The Education Department has faced criticism from lawmakers and college financial aid groups for the botched rollout. Sen. Susan Collins, R-Maine, called the situation "simply inexcusable and inexplicable." Education Secretary Miguel Cardona acknowledged the challenges, stating, "Our kids deserve better, and we are working around the clock to make sure it improves."

The department has nearly finished working through its backlog, with students who complete a FAFSA today expecting their records to be sent to colleges within one to three days. Officials have received over 8.4 million FAFSA submissions and processed more than 8.3 million. However, the impact on incoming college students remains unclear.

The FAFSA application is a vital step for students seeking financial aid for college. It uses information about the finances of a student and their family to determine eligibility for federal grants, loans, and work-study programs. The revamped FAFSA replaced the Expected Family Contribution (EFC) formula with the Student Aid Index (SAI), removing the number of family members in college from the calculation and implementing separate eligibility criteria for Federal PellGrants.

The botched rollout has attracted bipartisan criticism in Congress, with an investigation underway at the request of Republicans. Richard Cordray, the federal student loan chief who oversaw the FAFSA update, announced his resignation, effective at the end of June. The situation unfolding, students, families, and colleges anxiously await resolution and clarity on financial aid packages.

The delays pose a significant threat to college enrollment, particularly among low-income students who may be forced to forgo college entirely. Colleges and universities also face uncertainty, with enrollment decreases potentially putting small colleges out of business or necessitating deep cuts in staff. The National Association for College Admission Counseling is pushing for emergency relief to help colleges stay afloat.

Federal deadline for the 2023-24 FAFSA form approaches on June 30, 2024, students and families are urged to complete their applications as soon as possible. The Education Department is reaching out to 700 high school superintendents nationwide to encourage families to finish incomplete FAFSA applications. Justin Draeger, president and CEO of the National Association of Student Financial Aid Administrators, expressed cautious optimism, stating,"We are pleased to see the Department make forward progress on its timeline to provide accurate student FAFSA information to colleges and universities, so they can complete the work of packaging and deliveringfinancial aidoffers to students."

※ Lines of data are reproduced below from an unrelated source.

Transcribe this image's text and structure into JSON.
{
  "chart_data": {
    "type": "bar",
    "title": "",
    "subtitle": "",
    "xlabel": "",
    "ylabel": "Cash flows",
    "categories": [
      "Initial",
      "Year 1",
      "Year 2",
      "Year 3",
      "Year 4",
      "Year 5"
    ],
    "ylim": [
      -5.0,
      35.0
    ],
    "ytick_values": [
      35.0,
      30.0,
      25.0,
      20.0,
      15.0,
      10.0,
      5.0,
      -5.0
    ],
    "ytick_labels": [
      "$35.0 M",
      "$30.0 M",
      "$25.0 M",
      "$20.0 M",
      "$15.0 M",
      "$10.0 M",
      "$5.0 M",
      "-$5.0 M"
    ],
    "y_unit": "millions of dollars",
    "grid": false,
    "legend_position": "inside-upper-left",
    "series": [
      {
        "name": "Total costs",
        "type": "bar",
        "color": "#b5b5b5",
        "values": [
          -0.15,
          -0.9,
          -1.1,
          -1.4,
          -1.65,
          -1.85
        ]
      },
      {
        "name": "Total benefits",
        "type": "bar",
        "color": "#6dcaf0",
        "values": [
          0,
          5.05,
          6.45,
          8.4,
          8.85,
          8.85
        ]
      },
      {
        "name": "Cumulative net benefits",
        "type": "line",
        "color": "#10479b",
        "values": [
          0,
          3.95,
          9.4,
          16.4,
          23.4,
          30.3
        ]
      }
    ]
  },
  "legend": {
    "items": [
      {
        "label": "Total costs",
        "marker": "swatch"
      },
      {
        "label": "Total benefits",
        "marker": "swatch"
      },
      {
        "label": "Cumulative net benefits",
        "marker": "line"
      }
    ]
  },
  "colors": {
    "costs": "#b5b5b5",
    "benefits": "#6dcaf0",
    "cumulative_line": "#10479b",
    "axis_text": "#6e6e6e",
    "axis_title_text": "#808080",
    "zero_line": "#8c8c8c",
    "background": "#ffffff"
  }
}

The botched FAFSA rollout serves as a striking illustration of the importance of a smooth and efficient financial aid application process. The situation continues to unfold, it is essential for the Education Department to tackle the issues quickly and provide clear guidance to students, families, and colleges. The future of countless students hangs inthe balance.

Key Takeaways

  • FAFSA rollout marred by blunders, causing 29% decrease in successful submissions.
  • Delays threaten college enrollment, particularly for low-income students.
  • Education Department faces criticism, with investigation underway.
  • Students and families urged to complete FAFSA applications ASAP.
  • Smooth financial aid process crucial for students' education and career prospects.